(Items from a dataset)
>>>

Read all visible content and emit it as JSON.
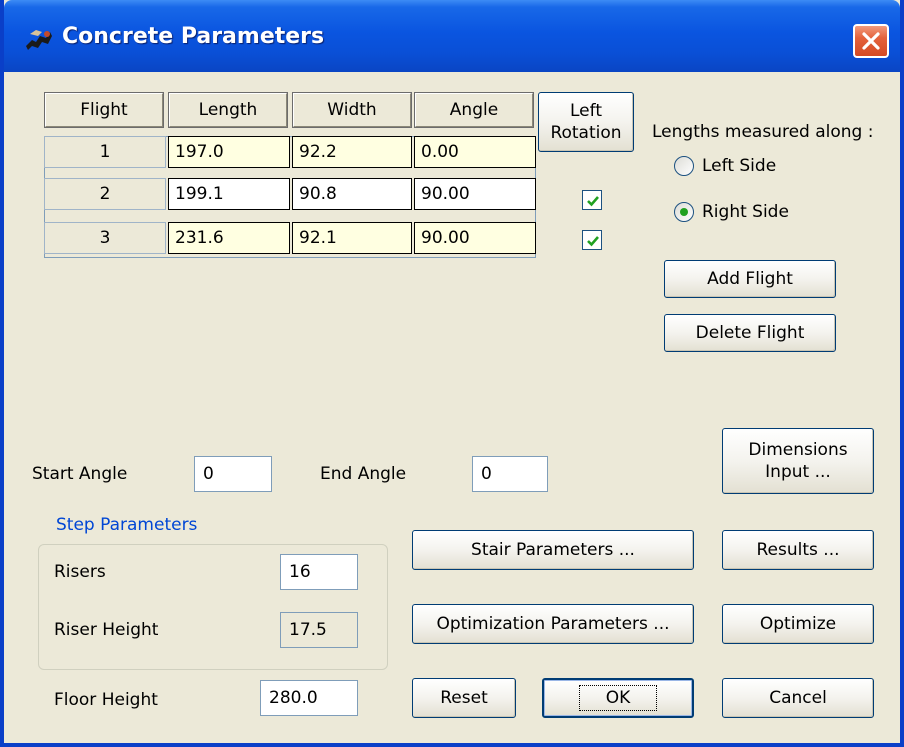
{
  "window": {
    "title": "Concrete Parameters",
    "icon": "stairs-app-icon",
    "close_icon": "close-icon",
    "titlebar_color": "#0a55e0"
  },
  "grid": {
    "headers": [
      "Flight",
      "Length",
      "Width",
      "Angle"
    ],
    "left_rotation_header": [
      "Left",
      "Rotation"
    ],
    "rows": [
      {
        "flight": "1",
        "length": "197.0",
        "width": "92.2",
        "angle": "0.00",
        "left_rotation": null
      },
      {
        "flight": "2",
        "length": "199.1",
        "width": "90.8",
        "angle": "90.00",
        "left_rotation": true
      },
      {
        "flight": "3",
        "length": "231.6",
        "width": "92.1",
        "angle": "90.00",
        "left_rotation": true
      }
    ]
  },
  "lengths": {
    "label": "Lengths measured along :",
    "options": [
      {
        "label": "Left Side",
        "selected": false
      },
      {
        "label": "Right Side",
        "selected": true
      }
    ]
  },
  "buttons": {
    "add_flight": "Add Flight",
    "delete_flight": "Delete Flight",
    "dimensions_input": [
      "Dimensions",
      "Input ..."
    ],
    "stair_parameters": "Stair Parameters ...",
    "results": "Results ...",
    "optimization_parameters": "Optimization Parameters ...",
    "optimize": "Optimize",
    "reset": "Reset",
    "ok": "OK",
    "cancel": "Cancel"
  },
  "angles": {
    "start_label": "Start Angle",
    "start_value": "0",
    "end_label": "End Angle",
    "end_value": "0"
  },
  "step_parameters": {
    "title": "Step Parameters",
    "risers_label": "Risers",
    "risers_value": "16",
    "riser_height_label": "Riser Height",
    "riser_height_value": "17.5"
  },
  "floor_height": {
    "label": "Floor Height",
    "value": "280.0"
  },
  "colors": {
    "highlight_cell": "#ffffe1",
    "check_green": "#21a121",
    "group_title": "#0046d5"
  }
}
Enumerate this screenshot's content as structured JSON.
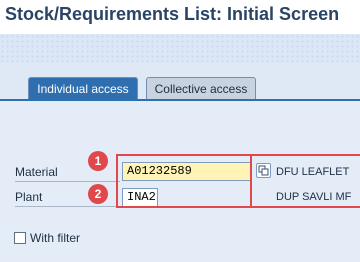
{
  "window": {
    "title": "Stock/Requirements List: Initial Screen"
  },
  "tabs": [
    {
      "label": "Individual access",
      "active": true
    },
    {
      "label": "Collective access",
      "active": false
    }
  ],
  "form": {
    "material": {
      "label": "Material",
      "value": "A01232589",
      "description": "DFU LEAFLET"
    },
    "plant": {
      "label": "Plant",
      "value": "INA2",
      "description": "DUP SAVLI MF"
    },
    "with_filter": {
      "label": "With filter",
      "checked": false
    }
  },
  "annotations": {
    "step1": "1",
    "step2": "2",
    "color": "#e0484b"
  },
  "icons": {
    "matchcode": "matchcode-icon"
  },
  "colors": {
    "accent": "#2f6fb0",
    "highlight": "#e0484b",
    "required_field": "#fff3b5"
  }
}
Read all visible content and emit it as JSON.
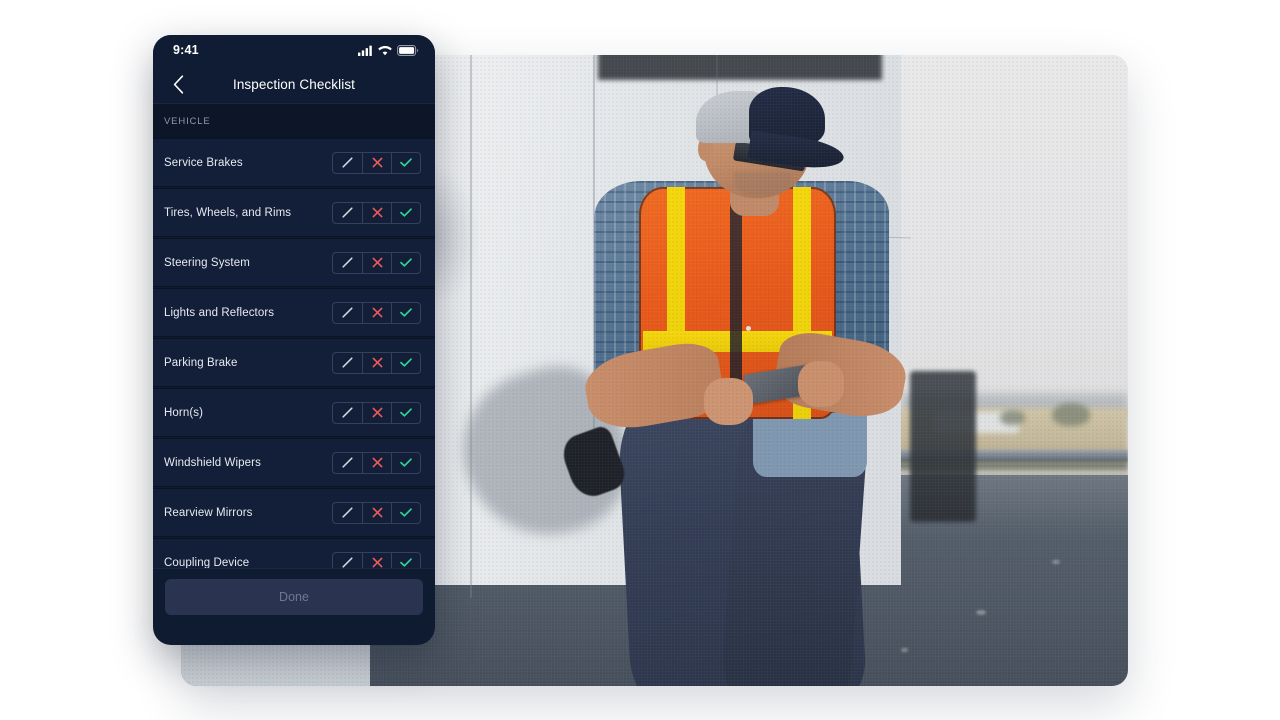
{
  "status_bar": {
    "time": "9:41",
    "signal_icon": "cellular-signal-icon",
    "wifi_icon": "wifi-icon",
    "battery_icon": "battery-full-icon"
  },
  "nav": {
    "back_icon": "chevron-left-icon",
    "title": "Inspection Checklist"
  },
  "section": {
    "label": "VEHICLE"
  },
  "controls": {
    "na_icon": "slash-icon",
    "fail_icon": "x-mark-icon",
    "pass_icon": "check-mark-icon",
    "na_label": "Not Applicable",
    "fail_label": "Defect",
    "pass_label": "Pass"
  },
  "items": [
    {
      "label": "Service Brakes",
      "selected": "none"
    },
    {
      "label": "Tires, Wheels, and Rims",
      "selected": "none"
    },
    {
      "label": "Steering System",
      "selected": "none"
    },
    {
      "label": "Lights and Reflectors",
      "selected": "none"
    },
    {
      "label": "Parking Brake",
      "selected": "none"
    },
    {
      "label": "Horn(s)",
      "selected": "none"
    },
    {
      "label": "Windshield Wipers",
      "selected": "none"
    },
    {
      "label": "Rearview Mirrors",
      "selected": "none"
    },
    {
      "label": "Coupling Device",
      "selected": "none"
    }
  ],
  "footer": {
    "done_label": "Done",
    "done_enabled": false
  },
  "photo": {
    "alt": "Truck driver in orange hi-vis vest leaning against a white trailer using a phone"
  },
  "colors": {
    "page_background": "#ffffff",
    "phone_background": "#0f1b30",
    "navbar": "#101c33",
    "section_header": "#0d1628",
    "row": "#131f38",
    "row_text": "#e6eaf1",
    "section_text": "#8e99ad",
    "segment_border": "#35415c",
    "pass_green": "#2ed598",
    "fail_red": "#ef5a5a",
    "na_gray": "#d5dae3",
    "done_fill": "#2a3450",
    "done_text": "#6d7892"
  }
}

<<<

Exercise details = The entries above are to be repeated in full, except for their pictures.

Finished exercise =
Read all visible content and emit it as JSON.
{
  "window": {
    "title": "Concrete Parameters",
    "icon": "stairs-app-icon",
    "close_icon": "close-icon",
    "titlebar_color": "#0a55e0"
  },
  "grid": {
    "headers": [
      "Flight",
      "Length",
      "Width",
      "Angle"
    ],
    "left_rotation_header": [
      "Left",
      "Rotation"
    ],
    "rows": [
      {
        "flight": "1",
        "length": "197.0",
        "width": "92.2",
        "angle": "0.00",
        "left_rotation": null
      },
      {
        "flight": "2",
        "length": "199.1",
        "width": "90.8",
        "angle": "90.00",
        "left_rotation": true
      },
      {
        "flight": "3",
        "length": "231.6",
        "width": "92.1",
        "angle": "90.00",
        "left_rotation": true
      }
    ]
  },
  "lengths": {
    "label": "Lengths measured along :",
    "options": [
      {
        "label": "Left Side",
        "selected": false
      },
      {
        "label": "Right Side",
        "selected": true
      }
    ]
  },
  "buttons": {
    "add_flight": "Add Flight",
    "delete_flight": "Delete Flight",
    "dimensions_input": [
      "Dimensions",
      "Input ..."
    ],
    "stair_parameters": "Stair Parameters ...",
    "results": "Results ...",
    "optimization_parameters": "Optimization Parameters ...",
    "optimize": "Optimize",
    "reset": "Reset",
    "ok": "OK",
    "cancel": "Cancel"
  },
  "angles": {
    "start_label": "Start Angle",
    "start_value": "0",
    "end_label": "End Angle",
    "end_value": "0"
  },
  "step_parameters": {
    "title": "Step Parameters",
    "risers_label": "Risers",
    "risers_value": "16",
    "riser_height_label": "Riser Height",
    "riser_height_value": "17.5"
  },
  "floor_height": {
    "label": "Floor Height",
    "value": "280.0"
  },
  "colors": {
    "highlight_cell": "#ffffe1",
    "check_green": "#21a121",
    "group_title": "#0046d5"
  }
}
Enumerate this screenshot's content as structured JSON.
{
  "window": {
    "title": "Stock/Requirements List: Initial Screen"
  },
  "tabs": [
    {
      "label": "Individual access",
      "active": true
    },
    {
      "label": "Collective access",
      "active": false
    }
  ],
  "form": {
    "material": {
      "label": "Material",
      "value": "A01232589",
      "description": "DFU LEAFLET"
    },
    "plant": {
      "label": "Plant",
      "value": "INA2",
      "description": "DUP SAVLI MF"
    },
    "with_filter": {
      "label": "With filter",
      "checked": false
    }
  },
  "annotations": {
    "step1": "1",
    "step2": "2",
    "color": "#e0484b"
  },
  "icons": {
    "matchcode": "matchcode-icon"
  },
  "colors": {
    "accent": "#2f6fb0",
    "highlight": "#e0484b",
    "required_field": "#fff3b5"
  }
}
Read all visible content and emit it as JSON.
{
  "status_bar": {
    "time": "9:41",
    "signal_icon": "cellular-signal-icon",
    "wifi_icon": "wifi-icon",
    "battery_icon": "battery-full-icon"
  },
  "nav": {
    "back_icon": "chevron-left-icon",
    "title": "Inspection Checklist"
  },
  "section": {
    "label": "VEHICLE"
  },
  "controls": {
    "na_icon": "slash-icon",
    "fail_icon": "x-mark-icon",
    "pass_icon": "check-mark-icon",
    "na_label": "Not Applicable",
    "fail_label": "Defect",
    "pass_label": "Pass"
  },
  "items": [
    {
      "label": "Service Brakes",
      "selected": "none"
    },
    {
      "label": "Tires, Wheels, and Rims",
      "selected": "none"
    },
    {
      "label": "Steering System",
      "selected": "none"
    },
    {
      "label": "Lights and Reflectors",
      "selected": "none"
    },
    {
      "label": "Parking Brake",
      "selected": "none"
    },
    {
      "label": "Horn(s)",
      "selected": "none"
    },
    {
      "label": "Windshield Wipers",
      "selected": "none"
    },
    {
      "label": "Rearview Mirrors",
      "selected": "none"
    },
    {
      "label": "Coupling Device",
      "selected": "none"
    }
  ],
  "footer": {
    "done_label": "Done",
    "done_enabled": false
  },
  "photo": {
    "alt": "Truck driver in orange hi-vis vest leaning against a white trailer using a phone"
  },
  "colors": {
    "page_background": "#ffffff",
    "phone_background": "#0f1b30",
    "navbar": "#101c33",
    "section_header": "#0d1628",
    "row": "#131f38",
    "row_text": "#e6eaf1",
    "section_text": "#8e99ad",
    "segment_border": "#35415c",
    "pass_green": "#2ed598",
    "fail_red": "#ef5a5a",
    "na_gray": "#d5dae3",
    "done_fill": "#2a3450",
    "done_text": "#6d7892"
  }
}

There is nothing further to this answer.